- the arithmetic device calculates the command value through use of the state information acquired from the sensor.

8. The plant control system according to claim 7, wherein

- each of K1, the K2, and the K4 is a row vector where remaining components other than a common component are equal to 0.

9. A plant control method comprising: where y is the state information, u is the command value, d is a disturbance, t is a time, and {dot over (y)} is a time differential of y, and where K1, K2, K3, K4, and K5 are diagonal matrices, K1, K2, and K4 are not zero matrices, K1 and K3 are different from each other, and yref is a target value of y, and

- accepting inputting of state information indicating a state of a plant in an arithmetic device,
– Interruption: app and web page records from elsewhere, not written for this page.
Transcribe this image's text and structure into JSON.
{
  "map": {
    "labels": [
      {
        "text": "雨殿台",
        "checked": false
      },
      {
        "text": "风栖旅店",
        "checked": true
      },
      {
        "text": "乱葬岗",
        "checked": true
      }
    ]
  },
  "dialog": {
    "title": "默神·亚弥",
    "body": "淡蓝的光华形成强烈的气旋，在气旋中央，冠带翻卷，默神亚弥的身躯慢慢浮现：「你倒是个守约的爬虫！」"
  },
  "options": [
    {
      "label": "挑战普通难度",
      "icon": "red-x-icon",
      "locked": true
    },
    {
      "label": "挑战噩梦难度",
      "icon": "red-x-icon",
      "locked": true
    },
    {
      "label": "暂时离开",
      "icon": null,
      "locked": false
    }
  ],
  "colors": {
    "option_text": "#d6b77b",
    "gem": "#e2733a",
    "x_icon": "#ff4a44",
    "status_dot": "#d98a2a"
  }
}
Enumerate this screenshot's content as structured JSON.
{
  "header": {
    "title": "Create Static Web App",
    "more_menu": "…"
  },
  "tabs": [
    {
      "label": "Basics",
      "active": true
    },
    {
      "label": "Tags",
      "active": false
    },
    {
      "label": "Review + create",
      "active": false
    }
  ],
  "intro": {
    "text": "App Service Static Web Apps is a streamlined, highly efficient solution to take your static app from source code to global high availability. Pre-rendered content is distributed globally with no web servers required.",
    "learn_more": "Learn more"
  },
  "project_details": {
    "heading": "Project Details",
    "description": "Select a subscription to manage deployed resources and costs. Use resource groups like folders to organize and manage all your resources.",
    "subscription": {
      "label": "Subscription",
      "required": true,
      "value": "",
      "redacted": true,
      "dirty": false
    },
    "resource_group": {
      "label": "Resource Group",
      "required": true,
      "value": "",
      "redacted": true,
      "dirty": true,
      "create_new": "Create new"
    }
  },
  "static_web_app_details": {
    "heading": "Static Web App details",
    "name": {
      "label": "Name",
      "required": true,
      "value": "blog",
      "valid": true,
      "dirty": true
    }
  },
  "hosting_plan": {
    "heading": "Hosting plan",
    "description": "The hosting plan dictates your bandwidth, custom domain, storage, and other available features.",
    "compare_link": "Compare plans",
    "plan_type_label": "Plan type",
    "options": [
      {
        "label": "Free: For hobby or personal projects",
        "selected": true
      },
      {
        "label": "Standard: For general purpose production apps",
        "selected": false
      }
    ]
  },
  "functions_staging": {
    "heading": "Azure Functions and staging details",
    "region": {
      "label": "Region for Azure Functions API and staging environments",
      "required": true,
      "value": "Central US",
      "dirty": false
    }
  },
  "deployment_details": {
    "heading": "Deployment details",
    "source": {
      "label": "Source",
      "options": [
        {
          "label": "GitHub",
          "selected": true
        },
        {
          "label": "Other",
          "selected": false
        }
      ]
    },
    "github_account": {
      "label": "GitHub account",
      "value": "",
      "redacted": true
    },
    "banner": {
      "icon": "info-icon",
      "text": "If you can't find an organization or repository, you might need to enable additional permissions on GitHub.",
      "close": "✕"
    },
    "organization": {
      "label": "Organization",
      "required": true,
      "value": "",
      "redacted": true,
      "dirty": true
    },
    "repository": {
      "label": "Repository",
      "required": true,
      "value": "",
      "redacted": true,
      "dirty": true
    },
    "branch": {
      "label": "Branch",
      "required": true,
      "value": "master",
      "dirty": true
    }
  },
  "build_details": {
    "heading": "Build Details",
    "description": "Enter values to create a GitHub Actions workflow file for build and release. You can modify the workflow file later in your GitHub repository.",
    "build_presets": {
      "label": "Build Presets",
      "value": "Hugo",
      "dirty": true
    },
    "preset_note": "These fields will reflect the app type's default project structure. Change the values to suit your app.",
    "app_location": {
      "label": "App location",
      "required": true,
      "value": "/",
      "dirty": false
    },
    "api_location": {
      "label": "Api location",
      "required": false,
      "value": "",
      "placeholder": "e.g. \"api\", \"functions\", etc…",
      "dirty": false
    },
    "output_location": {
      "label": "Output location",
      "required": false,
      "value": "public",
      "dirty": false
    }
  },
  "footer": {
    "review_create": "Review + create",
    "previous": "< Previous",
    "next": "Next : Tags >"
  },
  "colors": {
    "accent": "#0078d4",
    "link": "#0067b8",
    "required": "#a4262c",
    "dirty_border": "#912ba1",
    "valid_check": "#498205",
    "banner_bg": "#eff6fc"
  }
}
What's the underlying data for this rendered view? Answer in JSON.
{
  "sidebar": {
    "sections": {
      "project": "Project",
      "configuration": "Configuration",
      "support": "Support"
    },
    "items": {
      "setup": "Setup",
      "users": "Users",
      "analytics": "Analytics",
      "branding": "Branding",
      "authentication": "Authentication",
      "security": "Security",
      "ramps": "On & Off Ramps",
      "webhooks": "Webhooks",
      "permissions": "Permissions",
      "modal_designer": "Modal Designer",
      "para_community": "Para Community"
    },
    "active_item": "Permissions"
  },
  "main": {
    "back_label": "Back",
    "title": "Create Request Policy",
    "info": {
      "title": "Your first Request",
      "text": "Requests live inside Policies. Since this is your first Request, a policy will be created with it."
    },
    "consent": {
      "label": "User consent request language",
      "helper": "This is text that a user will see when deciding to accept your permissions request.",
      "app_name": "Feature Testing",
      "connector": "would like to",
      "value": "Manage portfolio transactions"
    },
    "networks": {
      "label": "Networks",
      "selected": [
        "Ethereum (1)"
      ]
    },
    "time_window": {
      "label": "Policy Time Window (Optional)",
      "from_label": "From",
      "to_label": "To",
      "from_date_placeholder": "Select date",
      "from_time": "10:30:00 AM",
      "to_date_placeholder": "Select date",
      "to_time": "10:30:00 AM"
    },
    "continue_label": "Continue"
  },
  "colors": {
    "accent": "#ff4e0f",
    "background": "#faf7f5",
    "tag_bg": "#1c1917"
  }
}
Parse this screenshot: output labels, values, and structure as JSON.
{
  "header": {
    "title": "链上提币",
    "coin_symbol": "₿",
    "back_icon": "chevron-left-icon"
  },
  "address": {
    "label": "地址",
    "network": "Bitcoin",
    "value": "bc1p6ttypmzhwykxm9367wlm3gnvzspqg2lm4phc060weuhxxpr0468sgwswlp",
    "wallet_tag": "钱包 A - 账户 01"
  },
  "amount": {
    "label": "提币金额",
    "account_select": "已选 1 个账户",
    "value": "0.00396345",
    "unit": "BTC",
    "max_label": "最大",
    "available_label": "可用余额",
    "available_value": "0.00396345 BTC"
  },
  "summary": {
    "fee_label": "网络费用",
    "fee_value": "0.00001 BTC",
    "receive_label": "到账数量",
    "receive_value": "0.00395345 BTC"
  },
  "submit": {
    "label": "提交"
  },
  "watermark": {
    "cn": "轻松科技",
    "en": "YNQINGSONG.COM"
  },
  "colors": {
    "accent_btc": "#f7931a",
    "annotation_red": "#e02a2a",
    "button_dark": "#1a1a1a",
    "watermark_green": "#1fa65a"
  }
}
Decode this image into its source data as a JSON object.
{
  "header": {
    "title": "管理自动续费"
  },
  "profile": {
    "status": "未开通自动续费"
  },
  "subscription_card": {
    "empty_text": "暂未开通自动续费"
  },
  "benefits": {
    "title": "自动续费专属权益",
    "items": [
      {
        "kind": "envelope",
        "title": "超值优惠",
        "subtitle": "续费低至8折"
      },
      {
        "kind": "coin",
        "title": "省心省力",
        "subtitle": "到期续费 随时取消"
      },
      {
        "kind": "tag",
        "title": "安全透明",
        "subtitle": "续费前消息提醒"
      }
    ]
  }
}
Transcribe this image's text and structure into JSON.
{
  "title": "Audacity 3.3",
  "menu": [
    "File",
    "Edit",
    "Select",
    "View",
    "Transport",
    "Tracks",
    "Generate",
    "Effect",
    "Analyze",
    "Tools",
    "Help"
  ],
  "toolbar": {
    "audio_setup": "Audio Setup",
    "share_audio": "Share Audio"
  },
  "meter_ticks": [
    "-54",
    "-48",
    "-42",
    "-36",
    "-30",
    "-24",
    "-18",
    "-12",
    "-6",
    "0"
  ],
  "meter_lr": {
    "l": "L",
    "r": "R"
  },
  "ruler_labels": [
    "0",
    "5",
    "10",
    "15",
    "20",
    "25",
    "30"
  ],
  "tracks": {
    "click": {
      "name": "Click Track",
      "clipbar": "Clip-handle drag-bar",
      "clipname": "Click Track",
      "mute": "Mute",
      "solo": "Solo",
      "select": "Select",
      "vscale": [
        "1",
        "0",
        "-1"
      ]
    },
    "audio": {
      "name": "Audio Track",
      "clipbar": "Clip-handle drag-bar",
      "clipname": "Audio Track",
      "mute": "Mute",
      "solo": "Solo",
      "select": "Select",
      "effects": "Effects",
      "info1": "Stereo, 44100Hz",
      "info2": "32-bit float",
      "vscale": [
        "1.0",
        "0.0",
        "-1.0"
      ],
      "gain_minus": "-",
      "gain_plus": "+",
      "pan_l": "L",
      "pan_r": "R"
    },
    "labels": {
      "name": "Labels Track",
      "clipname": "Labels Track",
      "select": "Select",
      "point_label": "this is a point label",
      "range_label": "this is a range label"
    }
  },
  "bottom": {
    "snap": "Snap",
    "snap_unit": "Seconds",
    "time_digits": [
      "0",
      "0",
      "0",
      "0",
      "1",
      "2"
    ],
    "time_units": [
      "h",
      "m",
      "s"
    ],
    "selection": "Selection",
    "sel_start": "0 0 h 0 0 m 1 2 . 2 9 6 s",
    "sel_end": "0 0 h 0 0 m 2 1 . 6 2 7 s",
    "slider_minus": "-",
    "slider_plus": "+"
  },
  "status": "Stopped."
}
- calculating, as a command value, a value of u obtained by deleting {dot over (y)} from the following equations (6) and (7) through use of the state information, in the arithmetic device, {dot over (y)}=f(y,u,d,t) (6)

- K4{dot over (y)}=K3yref−K1y+K2∫0t(yref−y)dt+K5 (7)

- outputting the calculated command value to an actuator, in the arithmetic device; and

- controlling the state of the plant based on the command value, in the actuator.

10. A non-transitory computer-readable medium that stores a program for causing a computer to perform a process, the process comprising: where y is the state information, u is the command value, d is a disturbance, t is a time, and {dot over (y)} is a time differential of y, and, where K1, K2, K3, K4, and K5 are diagonal matrices, K1, K2, and K4 are not zero matrices, K1 and K3 are different from each other, and yref is a target value of y; and

- processing of accepting inputting of state information indicating a state of a plant;

- processing of calculating, as a command value, a value of u obtained by deleting {dot over (y)} from the following equations (8) and (9), {dot over (y)}=f(y,u,d,t) (8)

- K4{dot over (y)}=K3yref−K1y+K2∫0t(yref−y)dt+K5 (9)

- processing of outputting the calculated command value to an actuator that controls the state of the plant based on the command value.

**Patent History**

**Publication number**: 20190267642

**Type:**Application

**Filed**: Feb 26, 2019

**Publication Date**: Aug 29, 2019

**Applicant**: TOYOTA JIDOSHA KABUSHIKI KAISHA (Toyota-shi)

**Inventors**: Masahiro OKUYOSHI (Okazaki-shi), Tetsuya BONO (Miyoshi-shi), Toshihiro EGAWA (Okazaki-shi)

**Application Number**: 16/286,018

**Classifications**

**International Classification**: H01M 8/0438 (20060101); H01M 8/04537 (20060101); G06F 17/13 (20060101); G05B 17/00 (20060101);